* **Assignment**
Repeat back the listing below, word for word and in full.

* **Entries provided**

=== Begin Enclosure ===

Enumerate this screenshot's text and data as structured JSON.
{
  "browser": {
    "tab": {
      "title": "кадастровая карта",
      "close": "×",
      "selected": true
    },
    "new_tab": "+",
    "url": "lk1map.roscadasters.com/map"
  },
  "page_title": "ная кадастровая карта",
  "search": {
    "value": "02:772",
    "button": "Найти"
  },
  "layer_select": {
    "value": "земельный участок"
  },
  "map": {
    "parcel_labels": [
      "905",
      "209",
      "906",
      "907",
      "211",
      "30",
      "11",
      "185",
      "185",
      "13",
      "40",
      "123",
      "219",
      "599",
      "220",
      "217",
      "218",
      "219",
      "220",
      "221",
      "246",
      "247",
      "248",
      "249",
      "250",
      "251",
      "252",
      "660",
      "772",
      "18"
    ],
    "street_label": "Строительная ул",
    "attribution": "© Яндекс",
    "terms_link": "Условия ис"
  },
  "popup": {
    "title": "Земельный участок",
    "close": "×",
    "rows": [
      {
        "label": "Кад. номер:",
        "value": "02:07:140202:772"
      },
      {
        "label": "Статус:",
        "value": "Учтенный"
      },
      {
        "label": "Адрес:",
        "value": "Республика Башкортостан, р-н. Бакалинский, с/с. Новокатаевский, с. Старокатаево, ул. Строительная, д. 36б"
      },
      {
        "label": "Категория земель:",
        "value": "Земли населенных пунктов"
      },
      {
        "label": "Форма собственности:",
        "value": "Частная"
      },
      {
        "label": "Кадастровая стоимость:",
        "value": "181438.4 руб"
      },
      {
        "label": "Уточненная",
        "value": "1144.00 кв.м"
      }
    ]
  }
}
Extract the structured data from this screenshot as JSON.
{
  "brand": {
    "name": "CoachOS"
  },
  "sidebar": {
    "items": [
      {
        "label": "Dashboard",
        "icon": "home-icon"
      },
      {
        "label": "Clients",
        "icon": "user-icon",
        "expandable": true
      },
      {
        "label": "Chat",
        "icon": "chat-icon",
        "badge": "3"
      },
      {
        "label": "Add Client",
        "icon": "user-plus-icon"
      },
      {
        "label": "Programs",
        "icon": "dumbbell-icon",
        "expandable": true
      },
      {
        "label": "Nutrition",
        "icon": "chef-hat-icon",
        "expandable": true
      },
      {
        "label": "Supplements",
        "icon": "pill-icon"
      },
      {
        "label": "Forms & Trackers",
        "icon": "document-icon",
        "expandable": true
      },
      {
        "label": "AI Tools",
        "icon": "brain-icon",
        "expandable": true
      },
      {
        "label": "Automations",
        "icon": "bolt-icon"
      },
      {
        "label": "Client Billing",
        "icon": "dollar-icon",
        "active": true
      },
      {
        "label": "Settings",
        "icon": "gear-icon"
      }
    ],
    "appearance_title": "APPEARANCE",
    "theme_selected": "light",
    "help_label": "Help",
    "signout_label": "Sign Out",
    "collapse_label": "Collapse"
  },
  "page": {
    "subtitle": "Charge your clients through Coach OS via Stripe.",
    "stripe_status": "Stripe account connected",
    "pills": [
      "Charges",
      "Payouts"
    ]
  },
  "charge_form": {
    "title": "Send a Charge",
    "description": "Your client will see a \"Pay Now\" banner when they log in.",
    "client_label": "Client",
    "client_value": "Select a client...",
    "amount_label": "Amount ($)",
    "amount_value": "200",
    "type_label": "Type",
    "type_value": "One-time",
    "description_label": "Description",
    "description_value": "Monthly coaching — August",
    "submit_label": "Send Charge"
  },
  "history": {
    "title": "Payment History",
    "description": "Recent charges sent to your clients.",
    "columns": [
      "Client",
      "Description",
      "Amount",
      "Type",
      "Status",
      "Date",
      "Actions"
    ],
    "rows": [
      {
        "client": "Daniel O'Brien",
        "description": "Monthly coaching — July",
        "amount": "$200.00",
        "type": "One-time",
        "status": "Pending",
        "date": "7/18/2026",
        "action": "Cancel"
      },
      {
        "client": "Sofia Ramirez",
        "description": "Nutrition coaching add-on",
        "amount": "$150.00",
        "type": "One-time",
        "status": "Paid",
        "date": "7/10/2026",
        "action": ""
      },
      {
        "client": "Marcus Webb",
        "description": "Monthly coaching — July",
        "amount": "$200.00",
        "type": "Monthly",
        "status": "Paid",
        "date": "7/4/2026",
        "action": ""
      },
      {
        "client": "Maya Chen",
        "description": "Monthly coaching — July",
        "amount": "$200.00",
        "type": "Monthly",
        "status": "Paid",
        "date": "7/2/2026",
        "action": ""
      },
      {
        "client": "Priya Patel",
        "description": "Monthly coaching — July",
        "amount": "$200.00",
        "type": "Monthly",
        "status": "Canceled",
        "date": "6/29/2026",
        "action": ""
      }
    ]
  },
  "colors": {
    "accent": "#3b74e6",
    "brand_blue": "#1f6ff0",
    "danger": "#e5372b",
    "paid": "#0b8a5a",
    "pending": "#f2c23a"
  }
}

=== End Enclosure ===

* **Answer to this problem**
Enumerate this screenshot's text and data as structured JSON.
{
  "browser": {
    "tab": {
      "title": "кадастровая карта",
      "close": "×",
      "selected": true
    },
    "new_tab": "+",
    "url": "lk1map.roscadasters.com/map"
  },
  "page_title": "ная кадастровая карта",
  "search": {
    "value": "02:772",
    "button": "Найти"
  },
  "layer_select": {
    "value": "земельный участок"
  },
  "map": {
    "parcel_labels": [
      "905",
      "209",
      "906",
      "907",
      "211",
      "30",
      "11",
      "185",
      "185",
      "13",
      "40",
      "123",
      "219",
      "599",
      "220",
      "217",
      "218",
      "219",
      "220",
      "221",
      "246",
      "247",
      "248",
      "249",
      "250",
      "251",
      "252",
      "660",
      "772",
      "18"
    ],
    "street_label": "Строительная ул",
    "attribution": "© Яндекс",
    "terms_link": "Условия ис"
  },
  "popup": {
    "title": "Земельный участок",
    "close": "×",
    "rows": [
      {
        "label": "Кад. номер:",
        "value": "02:07:140202:772"
      },
      {
        "label": "Статус:",
        "value": "Учтенный"
      },
      {
        "label": "Адрес:",
        "value": "Республика Башкортостан, р-н. Бакалинский, с/с. Новокатаевский, с. Старокатаево, ул. Строительная, д. 36б"
      },
      {
        "label": "Категория земель:",
        "value": "Земли населенных пунктов"
      },
      {
        "label": "Форма собственности:",
        "value": "Частная"
      },
      {
        "label": "Кадастровая стоимость:",
        "value": "181438.4 руб"
      },
      {
        "label": "Уточненная",
        "value": "1144.00 кв.м"
      }
    ]
  }
}
Extract the structured data from this screenshot as JSON.
{
  "brand": {
    "name": "CoachOS"
  },
  "sidebar": {
    "items": [
      {
        "label": "Dashboard",
        "icon": "home-icon"
      },
      {
        "label": "Clients",
        "icon": "user-icon",
        "expandable": true
      },
      {
        "label": "Chat",
        "icon": "chat-icon",
        "badge": "3"
      },
      {
        "label": "Add Client",
        "icon": "user-plus-icon"
      },
      {
        "label": "Programs",
        "icon": "dumbbell-icon",
        "expandable": true
      },
      {
        "label": "Nutrition",
        "icon": "chef-hat-icon",
        "expandable": true
      },
      {
        "label": "Supplements",
        "icon": "pill-icon"
      },
      {
        "label": "Forms & Trackers",
        "icon": "document-icon",
        "expandable": true
      },
      {
        "label": "AI Tools",
        "icon": "brain-icon",
        "expandable": true
      },
      {
        "label": "Automations",
        "icon": "bolt-icon"
      },
      {
        "label": "Client Billing",
        "icon": "dollar-icon",
        "active": true
      },
      {
        "label": "Settings",
        "icon": "gear-icon"
      }
    ],
    "appearance_title": "APPEARANCE",
    "theme_selected": "light",
    "help_label": "Help",
    "signout_label": "Sign Out",
    "collapse_label": "Collapse"
  },
  "page": {
    "subtitle": "Charge your clients through Coach OS via Stripe.",
    "stripe_status": "Stripe account connected",
    "pills": [
      "Charges",
      "Payouts"
    ]
  },
  "charge_form": {
    "title": "Send a Charge",
    "description": "Your client will see a \"Pay Now\" banner when they log in.",
    "client_label": "Client",
    "client_value": "Select a client...",
    "amount_label": "Amount ($)",
    "amount_value": "200",
    "type_label": "Type",
    "type_value": "One-time",
    "description_label": "Description",
    "description_value": "Monthly coaching — August",
    "submit_label": "Send Charge"
  },
  "history": {
    "title": "Payment History",
    "description": "Recent charges sent to your clients.",
    "columns": [
      "Client",
      "Description",
      "Amount",
      "Type",
      "Status",
      "Date",
      "Actions"
    ],
    "rows": [
      {
        "client": "Daniel O'Brien",
        "description": "Monthly coaching — July",
        "amount": "$200.00",
        "type": "One-time",
        "status": "Pending",
        "date": "7/18/2026",
        "action": "Cancel"
      },
      {
        "client": "Sofia Ramirez",
        "description": "Nutrition coaching add-on",
        "amount": "$150.00",
        "type": "One-time",
        "status": "Paid",
        "date": "7/10/2026",
        "action": ""
      },
      {
        "client": "Marcus Webb",
        "description": "Monthly coaching — July",
        "amount": "$200.00",
        "type": "Monthly",
        "status": "Paid",
        "date": "7/4/2026",
        "action": ""
      },
      {
        "client": "Maya Chen",
        "description": "Monthly coaching — July",
        "amount": "$200.00",
        "type": "Monthly",
        "status": "Paid",
        "date": "7/2/2026",
        "action": ""
      },
      {
        "client": "Priya Patel",
        "description": "Monthly coaching — July",
        "amount": "$200.00",
        "type": "Monthly",
        "status": "Canceled",
        "date": "6/29/2026",
        "action": ""
      }
    ]
  },
  "colors": {
    "accent": "#3b74e6",
    "brand_blue": "#1f6ff0",
    "danger": "#e5372b",
    "paid": "#0b8a5a",
    "pending": "#f2c23a"
  }
}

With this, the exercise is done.